◆ Work task
Which lines below hold the word "Network"? Copy all of them.

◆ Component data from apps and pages
%%

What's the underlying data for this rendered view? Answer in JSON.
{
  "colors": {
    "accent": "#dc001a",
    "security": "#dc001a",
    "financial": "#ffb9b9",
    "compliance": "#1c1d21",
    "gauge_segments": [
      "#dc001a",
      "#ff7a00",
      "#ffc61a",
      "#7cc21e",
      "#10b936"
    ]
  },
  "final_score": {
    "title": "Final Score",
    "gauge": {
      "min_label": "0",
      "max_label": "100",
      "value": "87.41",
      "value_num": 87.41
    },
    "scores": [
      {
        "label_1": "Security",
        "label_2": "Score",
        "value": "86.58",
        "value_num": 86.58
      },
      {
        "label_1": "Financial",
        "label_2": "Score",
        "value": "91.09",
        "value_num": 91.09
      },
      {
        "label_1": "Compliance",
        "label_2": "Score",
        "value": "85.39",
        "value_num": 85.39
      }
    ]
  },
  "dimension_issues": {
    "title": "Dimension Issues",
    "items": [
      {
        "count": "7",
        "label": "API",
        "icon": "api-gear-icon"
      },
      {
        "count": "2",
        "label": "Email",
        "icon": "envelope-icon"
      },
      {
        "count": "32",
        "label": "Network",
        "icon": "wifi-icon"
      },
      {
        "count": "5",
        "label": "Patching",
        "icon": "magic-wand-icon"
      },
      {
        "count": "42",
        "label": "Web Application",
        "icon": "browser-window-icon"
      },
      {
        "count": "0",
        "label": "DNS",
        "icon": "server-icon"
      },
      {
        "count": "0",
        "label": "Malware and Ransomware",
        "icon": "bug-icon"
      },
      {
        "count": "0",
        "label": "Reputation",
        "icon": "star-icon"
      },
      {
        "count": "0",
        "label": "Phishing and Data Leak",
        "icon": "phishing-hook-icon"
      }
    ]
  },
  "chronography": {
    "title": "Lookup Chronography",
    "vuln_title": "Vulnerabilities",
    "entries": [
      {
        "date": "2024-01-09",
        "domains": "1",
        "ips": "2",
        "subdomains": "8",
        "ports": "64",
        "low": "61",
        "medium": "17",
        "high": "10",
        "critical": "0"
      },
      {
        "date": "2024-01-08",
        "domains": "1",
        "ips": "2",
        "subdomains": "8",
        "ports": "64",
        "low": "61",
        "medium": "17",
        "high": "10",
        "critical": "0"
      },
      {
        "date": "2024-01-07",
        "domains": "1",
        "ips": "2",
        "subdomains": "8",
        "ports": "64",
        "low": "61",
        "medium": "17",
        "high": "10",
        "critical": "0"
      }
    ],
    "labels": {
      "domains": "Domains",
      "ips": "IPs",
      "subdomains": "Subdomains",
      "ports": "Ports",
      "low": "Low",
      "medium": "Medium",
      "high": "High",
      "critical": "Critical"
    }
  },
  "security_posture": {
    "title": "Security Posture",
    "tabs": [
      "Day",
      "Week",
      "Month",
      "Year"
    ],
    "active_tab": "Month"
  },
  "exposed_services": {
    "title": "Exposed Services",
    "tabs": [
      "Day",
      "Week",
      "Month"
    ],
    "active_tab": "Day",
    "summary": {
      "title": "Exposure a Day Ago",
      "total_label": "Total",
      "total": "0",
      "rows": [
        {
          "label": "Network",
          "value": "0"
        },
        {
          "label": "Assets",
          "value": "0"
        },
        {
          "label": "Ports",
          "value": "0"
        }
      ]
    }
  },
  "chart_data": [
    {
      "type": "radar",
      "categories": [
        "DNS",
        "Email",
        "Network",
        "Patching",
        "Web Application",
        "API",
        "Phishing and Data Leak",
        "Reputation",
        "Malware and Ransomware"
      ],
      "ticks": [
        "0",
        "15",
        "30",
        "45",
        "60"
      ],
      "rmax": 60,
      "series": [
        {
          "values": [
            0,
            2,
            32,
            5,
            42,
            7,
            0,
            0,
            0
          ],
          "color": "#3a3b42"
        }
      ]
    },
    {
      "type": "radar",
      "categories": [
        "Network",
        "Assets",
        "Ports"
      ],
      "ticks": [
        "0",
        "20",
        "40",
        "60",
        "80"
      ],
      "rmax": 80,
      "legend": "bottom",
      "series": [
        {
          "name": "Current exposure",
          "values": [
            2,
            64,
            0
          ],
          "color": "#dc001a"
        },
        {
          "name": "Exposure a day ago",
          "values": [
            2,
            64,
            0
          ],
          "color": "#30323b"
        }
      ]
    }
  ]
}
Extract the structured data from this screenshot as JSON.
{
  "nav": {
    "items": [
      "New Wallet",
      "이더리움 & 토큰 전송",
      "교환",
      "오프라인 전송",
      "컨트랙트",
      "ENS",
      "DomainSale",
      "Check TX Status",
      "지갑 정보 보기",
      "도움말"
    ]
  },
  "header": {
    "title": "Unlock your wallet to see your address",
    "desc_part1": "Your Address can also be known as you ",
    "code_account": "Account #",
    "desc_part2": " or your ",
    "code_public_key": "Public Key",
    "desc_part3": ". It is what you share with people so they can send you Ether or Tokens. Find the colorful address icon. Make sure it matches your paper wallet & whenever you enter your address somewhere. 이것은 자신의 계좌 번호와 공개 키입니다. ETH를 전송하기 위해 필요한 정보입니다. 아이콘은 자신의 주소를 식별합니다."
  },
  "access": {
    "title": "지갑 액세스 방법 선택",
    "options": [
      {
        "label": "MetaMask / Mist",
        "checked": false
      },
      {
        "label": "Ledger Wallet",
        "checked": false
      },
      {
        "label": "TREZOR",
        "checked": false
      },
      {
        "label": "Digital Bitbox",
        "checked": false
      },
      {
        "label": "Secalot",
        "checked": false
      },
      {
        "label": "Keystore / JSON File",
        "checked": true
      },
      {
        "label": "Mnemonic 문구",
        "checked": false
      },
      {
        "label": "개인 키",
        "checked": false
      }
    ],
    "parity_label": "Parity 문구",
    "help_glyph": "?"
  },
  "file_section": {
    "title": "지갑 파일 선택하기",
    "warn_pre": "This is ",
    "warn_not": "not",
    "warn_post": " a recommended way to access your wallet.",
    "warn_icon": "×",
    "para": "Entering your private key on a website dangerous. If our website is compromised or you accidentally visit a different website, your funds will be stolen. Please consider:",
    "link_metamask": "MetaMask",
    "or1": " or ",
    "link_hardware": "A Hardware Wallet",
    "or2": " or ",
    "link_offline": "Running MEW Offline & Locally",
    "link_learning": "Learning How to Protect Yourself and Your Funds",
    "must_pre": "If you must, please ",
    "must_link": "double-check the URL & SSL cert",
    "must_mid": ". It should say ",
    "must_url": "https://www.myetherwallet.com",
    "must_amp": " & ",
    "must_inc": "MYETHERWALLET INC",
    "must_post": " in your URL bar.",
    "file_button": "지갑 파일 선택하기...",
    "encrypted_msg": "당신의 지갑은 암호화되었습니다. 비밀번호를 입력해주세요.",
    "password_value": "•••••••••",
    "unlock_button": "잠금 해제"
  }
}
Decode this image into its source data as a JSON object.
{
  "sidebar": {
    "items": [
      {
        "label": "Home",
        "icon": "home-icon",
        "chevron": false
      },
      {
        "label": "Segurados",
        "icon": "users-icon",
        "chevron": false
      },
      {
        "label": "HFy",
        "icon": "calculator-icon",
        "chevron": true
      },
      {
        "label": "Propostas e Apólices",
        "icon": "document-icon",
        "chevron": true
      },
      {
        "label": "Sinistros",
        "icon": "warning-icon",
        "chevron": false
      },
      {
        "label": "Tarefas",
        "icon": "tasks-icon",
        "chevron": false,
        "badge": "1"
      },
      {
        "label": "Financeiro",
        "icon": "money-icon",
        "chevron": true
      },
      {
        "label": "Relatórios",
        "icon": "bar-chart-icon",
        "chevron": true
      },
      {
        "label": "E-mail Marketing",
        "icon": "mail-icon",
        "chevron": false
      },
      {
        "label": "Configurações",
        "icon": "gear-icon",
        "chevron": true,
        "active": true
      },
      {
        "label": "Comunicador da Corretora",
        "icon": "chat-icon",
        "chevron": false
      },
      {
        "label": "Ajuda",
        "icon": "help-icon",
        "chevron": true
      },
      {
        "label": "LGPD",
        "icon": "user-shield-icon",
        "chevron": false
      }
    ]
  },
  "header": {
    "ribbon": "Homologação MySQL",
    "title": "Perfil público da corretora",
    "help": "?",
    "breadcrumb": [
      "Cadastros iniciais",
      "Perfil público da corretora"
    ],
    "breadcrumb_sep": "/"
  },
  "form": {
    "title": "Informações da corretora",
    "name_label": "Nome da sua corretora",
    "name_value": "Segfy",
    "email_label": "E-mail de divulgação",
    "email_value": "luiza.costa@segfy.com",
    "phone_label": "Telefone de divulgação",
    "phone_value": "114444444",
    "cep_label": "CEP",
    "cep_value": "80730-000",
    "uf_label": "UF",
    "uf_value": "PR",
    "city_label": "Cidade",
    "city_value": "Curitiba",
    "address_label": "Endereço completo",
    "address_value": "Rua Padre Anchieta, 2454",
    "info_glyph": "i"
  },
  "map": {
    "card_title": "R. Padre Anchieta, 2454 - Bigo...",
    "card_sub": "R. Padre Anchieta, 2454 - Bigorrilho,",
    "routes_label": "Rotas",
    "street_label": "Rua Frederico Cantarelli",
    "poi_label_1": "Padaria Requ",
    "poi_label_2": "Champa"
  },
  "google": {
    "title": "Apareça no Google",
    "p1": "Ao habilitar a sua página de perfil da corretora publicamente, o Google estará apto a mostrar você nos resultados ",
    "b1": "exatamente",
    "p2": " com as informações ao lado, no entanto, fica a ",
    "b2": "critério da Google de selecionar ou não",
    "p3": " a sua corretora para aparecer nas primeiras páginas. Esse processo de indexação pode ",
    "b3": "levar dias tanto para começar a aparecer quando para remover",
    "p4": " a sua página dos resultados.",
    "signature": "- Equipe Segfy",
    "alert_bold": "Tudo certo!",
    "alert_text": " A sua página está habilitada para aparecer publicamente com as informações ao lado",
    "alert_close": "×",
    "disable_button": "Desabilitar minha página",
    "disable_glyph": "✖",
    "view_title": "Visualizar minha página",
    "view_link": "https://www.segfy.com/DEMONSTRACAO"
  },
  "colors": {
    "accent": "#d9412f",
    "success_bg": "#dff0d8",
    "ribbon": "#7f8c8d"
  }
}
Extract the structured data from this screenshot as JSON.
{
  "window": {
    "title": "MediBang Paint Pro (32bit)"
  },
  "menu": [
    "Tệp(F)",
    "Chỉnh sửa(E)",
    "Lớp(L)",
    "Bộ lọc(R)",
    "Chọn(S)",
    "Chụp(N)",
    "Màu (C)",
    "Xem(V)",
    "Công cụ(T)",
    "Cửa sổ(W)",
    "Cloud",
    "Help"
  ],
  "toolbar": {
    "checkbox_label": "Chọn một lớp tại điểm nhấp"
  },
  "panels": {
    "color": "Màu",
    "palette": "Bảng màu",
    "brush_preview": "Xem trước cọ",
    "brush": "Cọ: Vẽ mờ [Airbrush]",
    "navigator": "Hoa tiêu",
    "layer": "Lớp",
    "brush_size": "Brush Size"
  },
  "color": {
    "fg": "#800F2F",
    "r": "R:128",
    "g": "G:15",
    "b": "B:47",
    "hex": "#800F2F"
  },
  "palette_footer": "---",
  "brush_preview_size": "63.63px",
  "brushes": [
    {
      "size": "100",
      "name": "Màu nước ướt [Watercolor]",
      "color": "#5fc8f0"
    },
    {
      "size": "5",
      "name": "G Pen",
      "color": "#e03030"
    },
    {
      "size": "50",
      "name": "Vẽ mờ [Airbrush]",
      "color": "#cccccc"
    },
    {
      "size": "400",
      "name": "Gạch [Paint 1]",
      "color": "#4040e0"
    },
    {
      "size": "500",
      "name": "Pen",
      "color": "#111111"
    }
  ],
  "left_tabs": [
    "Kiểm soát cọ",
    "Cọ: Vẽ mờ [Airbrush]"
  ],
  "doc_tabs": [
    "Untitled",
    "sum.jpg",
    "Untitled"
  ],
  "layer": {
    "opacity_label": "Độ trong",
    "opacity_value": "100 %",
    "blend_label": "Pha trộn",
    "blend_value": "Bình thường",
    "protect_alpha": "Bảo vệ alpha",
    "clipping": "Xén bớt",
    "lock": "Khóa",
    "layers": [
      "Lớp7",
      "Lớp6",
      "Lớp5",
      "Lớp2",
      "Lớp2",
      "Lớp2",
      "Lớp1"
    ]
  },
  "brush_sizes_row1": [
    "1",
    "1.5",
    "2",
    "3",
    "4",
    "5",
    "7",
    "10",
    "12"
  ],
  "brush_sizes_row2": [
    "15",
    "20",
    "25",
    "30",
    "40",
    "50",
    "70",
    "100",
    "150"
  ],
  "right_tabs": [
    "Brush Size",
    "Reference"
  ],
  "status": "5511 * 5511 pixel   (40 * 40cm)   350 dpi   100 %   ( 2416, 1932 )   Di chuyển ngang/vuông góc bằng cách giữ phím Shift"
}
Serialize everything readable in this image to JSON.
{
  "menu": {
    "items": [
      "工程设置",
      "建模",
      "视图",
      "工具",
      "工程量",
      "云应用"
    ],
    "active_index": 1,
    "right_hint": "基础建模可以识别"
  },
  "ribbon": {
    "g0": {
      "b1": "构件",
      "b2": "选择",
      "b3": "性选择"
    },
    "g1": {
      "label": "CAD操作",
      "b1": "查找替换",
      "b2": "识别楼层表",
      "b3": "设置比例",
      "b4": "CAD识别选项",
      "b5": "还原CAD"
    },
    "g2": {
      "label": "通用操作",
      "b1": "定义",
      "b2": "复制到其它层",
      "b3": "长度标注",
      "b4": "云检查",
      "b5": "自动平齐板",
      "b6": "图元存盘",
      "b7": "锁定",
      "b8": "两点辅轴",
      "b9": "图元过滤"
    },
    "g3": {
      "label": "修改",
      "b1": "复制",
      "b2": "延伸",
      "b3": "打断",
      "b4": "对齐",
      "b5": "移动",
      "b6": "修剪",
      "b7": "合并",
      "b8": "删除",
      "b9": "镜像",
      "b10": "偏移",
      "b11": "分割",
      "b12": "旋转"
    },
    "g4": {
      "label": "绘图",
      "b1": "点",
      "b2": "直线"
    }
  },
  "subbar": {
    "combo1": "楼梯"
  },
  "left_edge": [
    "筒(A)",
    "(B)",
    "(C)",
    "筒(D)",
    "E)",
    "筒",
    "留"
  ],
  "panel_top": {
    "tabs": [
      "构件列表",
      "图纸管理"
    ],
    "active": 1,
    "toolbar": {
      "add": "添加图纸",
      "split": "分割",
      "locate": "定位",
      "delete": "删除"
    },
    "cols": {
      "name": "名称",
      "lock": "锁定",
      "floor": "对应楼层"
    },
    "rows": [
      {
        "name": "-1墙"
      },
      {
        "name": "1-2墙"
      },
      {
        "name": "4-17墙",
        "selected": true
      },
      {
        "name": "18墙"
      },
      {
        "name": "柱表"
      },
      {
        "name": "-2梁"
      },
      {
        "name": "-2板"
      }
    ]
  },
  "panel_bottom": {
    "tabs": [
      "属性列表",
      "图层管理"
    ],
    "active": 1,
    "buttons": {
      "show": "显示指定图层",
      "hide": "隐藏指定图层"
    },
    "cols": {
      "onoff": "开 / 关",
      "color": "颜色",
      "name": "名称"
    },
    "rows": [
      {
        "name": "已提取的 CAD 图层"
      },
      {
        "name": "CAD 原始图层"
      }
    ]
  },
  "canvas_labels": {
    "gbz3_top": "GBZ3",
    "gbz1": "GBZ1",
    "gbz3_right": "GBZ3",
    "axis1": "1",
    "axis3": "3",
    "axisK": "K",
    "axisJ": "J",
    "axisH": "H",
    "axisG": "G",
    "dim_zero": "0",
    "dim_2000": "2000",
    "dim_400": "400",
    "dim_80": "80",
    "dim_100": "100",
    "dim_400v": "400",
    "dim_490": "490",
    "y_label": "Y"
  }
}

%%

◆ Response area
        "label": "Network",
          "label": "Network",
        "Network",
        "Network",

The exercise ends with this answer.